The NBA is a beautiful place when Matt Barnes is playing on a team that is a playoff long shot. His addition to the Sacramento Kings and his return to the state of California means there will be plenty of dramatic moments in Sacramento that have nothing to do with the new arena. The Kings will try to blend the new pieces with the old- a sullen Rudy Gay, a want everyone to think he is reformed Ty Lawson, a gold medal winner DeMarcus Cousins- which means Matt Barnes will have plenty of opportunities for his in-game stare downs and technical fouls and angry soundbites that will became social media testimonies to the ability of Barnes to make people laugh and cry at the same time. Barnes encompasses both love and hate. How you feel about him says something about you. Conformist or non-conformist? The right way or this way? Soft spoken or loud as hell?
The outspoken Barnes let his feelings be known about Colin Kapernick. “What bothers me is the people that have a problem with him actually peacefully protesting but don’t have a problem with the cops killing these innocent black people day to day.”
Every team Matt Barnes has been on, and they are a lot of them, as many teams as you have fingers: the Clippers, Kings, Knicks, 76ers, Warriors, Suns, Magic, Lakers, Clippers Pt. II, Grizzlies, Kings Pt. II, has had to deal with the Matt Barnes fury and the Matt Barnes comedy. He is funny. He is angry. He is everything in between. Teammates love a player who thinks the game is life and death and plays with the kind of passionate energy that oozes out the pores and swallows the oxygen in the room. And yet players get frustrated with a teammate who can’t seem to handle his emotions in big moments, who can’t get out of his own way. Matt Barnes is 36 years old and we are still asking: is he mature? Is he the grownup in the room?
This time last year, during training camp, Barnes got into it with Derek Fisher, a fight that entertained social media until it blew up into a firestorm. When the details came out (Barnes is still ticked that Fisher snitched) and it was revealed that Barnes punched Fisher in the face because Fisher was involved romantically with Barnes estranged wife, a woman he no longer lives with but who he has children with, sides were taken. Barnes was defending the man code. Fisher was a punk. Or. Barnes was a thoughtless thug. Fisher was a victim.
Barnes’ act of violence fit in with the Barnes football player emotionally reactive persona, an identify he has crafted and clung to like a drowning man holding on to a raft since his debut in 2003 with the Clippers. That Barnes couldn’t let the Fisher thing go after the fact, that he constantly had to rub it in Fisher’s face that he kicked his a____ because Fisher broke the man code was also a Matt Barnes thing to do. Payback is sweet.
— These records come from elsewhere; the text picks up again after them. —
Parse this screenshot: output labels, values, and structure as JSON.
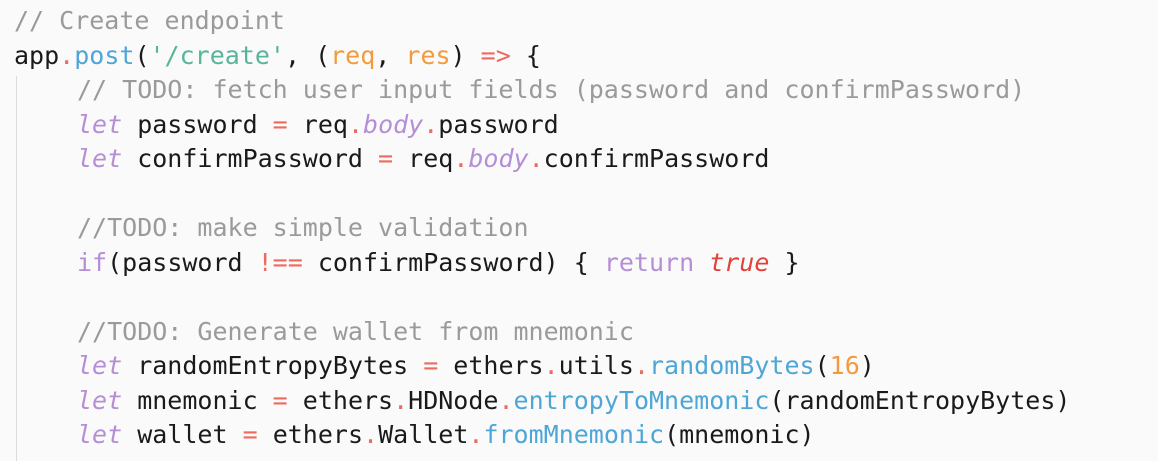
{
  "editor": {
    "lines": [
      {
        "indent": 0,
        "tokens": [
          {
            "t": "// Create endpoint",
            "k": "comment"
          }
        ]
      },
      {
        "indent": 0,
        "tokens": [
          {
            "t": "app",
            "k": "punct"
          },
          {
            "t": ".",
            "k": "op"
          },
          {
            "t": "post",
            "k": "fn"
          },
          {
            "t": "(",
            "k": "punct"
          },
          {
            "t": "'/create'",
            "k": "str"
          },
          {
            "t": ", (",
            "k": "punct"
          },
          {
            "t": "req",
            "k": "param"
          },
          {
            "t": ", ",
            "k": "punct"
          },
          {
            "t": "res",
            "k": "param"
          },
          {
            "t": ") ",
            "k": "punct"
          },
          {
            "t": "=>",
            "k": "op"
          },
          {
            "t": " {",
            "k": "punct"
          }
        ]
      },
      {
        "indent": 1,
        "tokens": [
          {
            "t": "// TODO: fetch user input fields (password and confirmPassword)",
            "k": "comment"
          }
        ]
      },
      {
        "indent": 1,
        "tokens": [
          {
            "t": "let",
            "k": "kw"
          },
          {
            "t": " password ",
            "k": "punct"
          },
          {
            "t": "=",
            "k": "op"
          },
          {
            "t": " req",
            "k": "punct"
          },
          {
            "t": ".",
            "k": "op"
          },
          {
            "t": "body",
            "k": "propital"
          },
          {
            "t": ".",
            "k": "op"
          },
          {
            "t": "password",
            "k": "punct"
          }
        ]
      },
      {
        "indent": 1,
        "tokens": [
          {
            "t": "let",
            "k": "kw"
          },
          {
            "t": " confirmPassword ",
            "k": "punct"
          },
          {
            "t": "=",
            "k": "op"
          },
          {
            "t": " req",
            "k": "punct"
          },
          {
            "t": ".",
            "k": "op"
          },
          {
            "t": "body",
            "k": "propital"
          },
          {
            "t": ".",
            "k": "op"
          },
          {
            "t": "confirmPassword",
            "k": "punct"
          }
        ]
      },
      {
        "indent": 1,
        "tokens": []
      },
      {
        "indent": 1,
        "tokens": [
          {
            "t": "//TODO: make simple validation",
            "k": "comment"
          }
        ]
      },
      {
        "indent": 1,
        "tokens": [
          {
            "t": "if",
            "k": "kw2"
          },
          {
            "t": "(password ",
            "k": "punct"
          },
          {
            "t": "!==",
            "k": "op"
          },
          {
            "t": " confirmPassword) { ",
            "k": "punct"
          },
          {
            "t": "return",
            "k": "kw2"
          },
          {
            "t": " ",
            "k": "punct"
          },
          {
            "t": "true",
            "k": "bool"
          },
          {
            "t": " }",
            "k": "punct"
          }
        ]
      },
      {
        "indent": 1,
        "tokens": []
      },
      {
        "indent": 1,
        "tokens": [
          {
            "t": "//TODO: Generate wallet from mnemonic",
            "k": "comment"
          }
        ]
      },
      {
        "indent": 1,
        "tokens": [
          {
            "t": "let",
            "k": "kw"
          },
          {
            "t": " randomEntropyBytes ",
            "k": "punct"
          },
          {
            "t": "=",
            "k": "op"
          },
          {
            "t": " ethers",
            "k": "punct"
          },
          {
            "t": ".",
            "k": "op"
          },
          {
            "t": "utils",
            "k": "punct"
          },
          {
            "t": ".",
            "k": "op"
          },
          {
            "t": "randomBytes",
            "k": "fn"
          },
          {
            "t": "(",
            "k": "punct"
          },
          {
            "t": "16",
            "k": "num"
          },
          {
            "t": ")",
            "k": "punct"
          }
        ]
      },
      {
        "indent": 1,
        "tokens": [
          {
            "t": "let",
            "k": "kw"
          },
          {
            "t": " mnemonic ",
            "k": "punct"
          },
          {
            "t": "=",
            "k": "op"
          },
          {
            "t": " ethers",
            "k": "punct"
          },
          {
            "t": ".",
            "k": "op"
          },
          {
            "t": "HDNode",
            "k": "punct"
          },
          {
            "t": ".",
            "k": "op"
          },
          {
            "t": "entropyToMnemonic",
            "k": "fn"
          },
          {
            "t": "(randomEntropyBytes)",
            "k": "punct"
          }
        ]
      },
      {
        "indent": 1,
        "tokens": [
          {
            "t": "let",
            "k": "kw"
          },
          {
            "t": " wallet ",
            "k": "punct"
          },
          {
            "t": "=",
            "k": "op"
          },
          {
            "t": " ethers",
            "k": "punct"
          },
          {
            "t": ".",
            "k": "op"
          },
          {
            "t": "Wallet",
            "k": "punct"
          },
          {
            "t": ".",
            "k": "op"
          },
          {
            "t": "fromMnemonic",
            "k": "fn"
          },
          {
            "t": "(mnemonic)",
            "k": "punct"
          }
        ]
      }
    ]
  }
}
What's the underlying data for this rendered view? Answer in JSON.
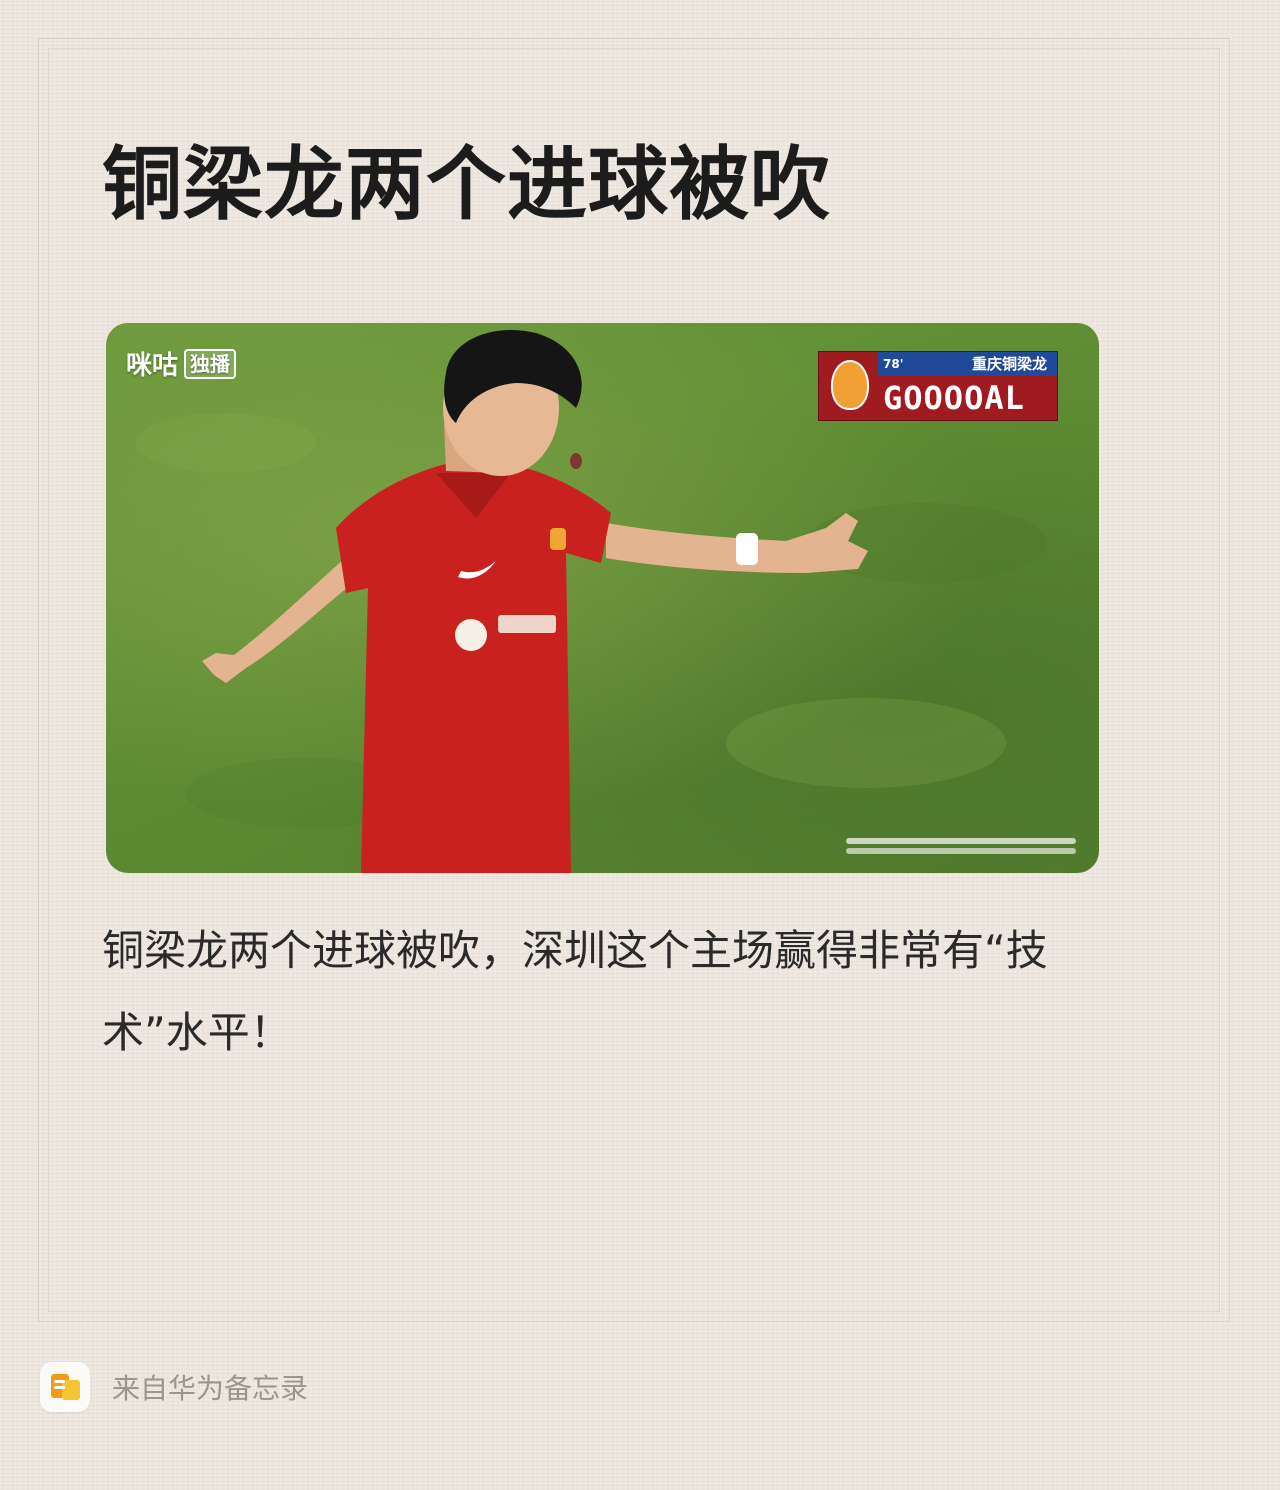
{
  "note": {
    "title": "铜梁龙两个进球被吹",
    "body": "铜梁龙两个进球被吹，深圳这个主场赢得非常有“技术”水平！"
  },
  "video": {
    "broadcaster_logo": "咪咕",
    "broadcaster_badge": "独播",
    "overlay": {
      "minute": "78'",
      "team": "重庆铜梁龙",
      "text": "GOOOOAL"
    }
  },
  "footer": {
    "source_label": "来自华为备忘录",
    "icon": "memo-app-icon"
  },
  "colors": {
    "background": "#ece6de",
    "title": "#1c1c1c",
    "body": "#2a2a2a",
    "footer_text": "#9b958e",
    "overlay_red": "#a01b20",
    "overlay_blue": "#20499a"
  }
}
Enter superstar musician Drake. He was spotted wearing a Derek Fisher jersey and then he threw shade at Barnes on Twitter. It’s not that Drake is taking sides in the Barnes/Fisher beef that is old news but last summer Barnes implied he was dating Rhianna when he wasn’t. Drake is involved with Rhianna now and so while in L.A. Drake thought it would be funny to drag out the Fisher jersey to get under Barnes skin, the same way Barnes gets under his opponents skin by needling them on the court.
The Lakers have hired Derek Fisher for their in-studio analyst position, pairing him with James Worthy. It would be epic theater if the analysts took the road trip to Las Vegas during the preseason, and Sacramento in the regular season, when the two teams play, so Fisher would be on the same court as Barnes, Fisher talking while Barnes is in warm ups. (Barnes reputation for zero impulse control is legendary). It would be a Snapchat moment. What would happen next? Clearly with the Kings and Lakers not doing much this season, that would be more interesting than what happens on the court.
As for the court, Barnes is going to give the Kings an identity. He can still defend. He’s emotional and passionate and that kind of basketball-is-war mentality filters down. It infects the team. However, his three point shooting was off last season.
Last year, Matt Barnes had the second lowest field goal percentage of his career. But he was still an active rebounder and moved the ball in and out the post. He was a good teammate.
Adding Matt Barnes to the roster means he is going to act irrationally on the court at times, he is going to get techinicals, he is going to make 3-point shots when they count, he is going to get into it with opposing fans, he is going to keep it real because he doesn’t care about getting fined. Barnes is so old school. He doesn’t play into the social media game of image control. He is tough. He wants everyone to know it. He has a like me or don’t attitude.
He thinks (and many agree) the NBA is soft. “I equate it to going from the NFL to flag football. You can’t touch people, you can’t breathe on people, you get fouls for looking at people the wrong way. And it is disappointing to the pure NBA fans that remember how physical and how competitive the game used to be. It’s just a different game now.”
Yes. It is a different game now. But is Matt Barnes a different player? Has he adapted to the game’s evolution? Or is he in a perennial fight to be an old school tough guy in a finesse Steph Curry league?
It’s neither here nor there for Barnes who is unapologetically himself 24-7. That’s who the Kings are getting this season, what they have to deal with, the good and the frustrating California native Matt Barnes.
photo via llananba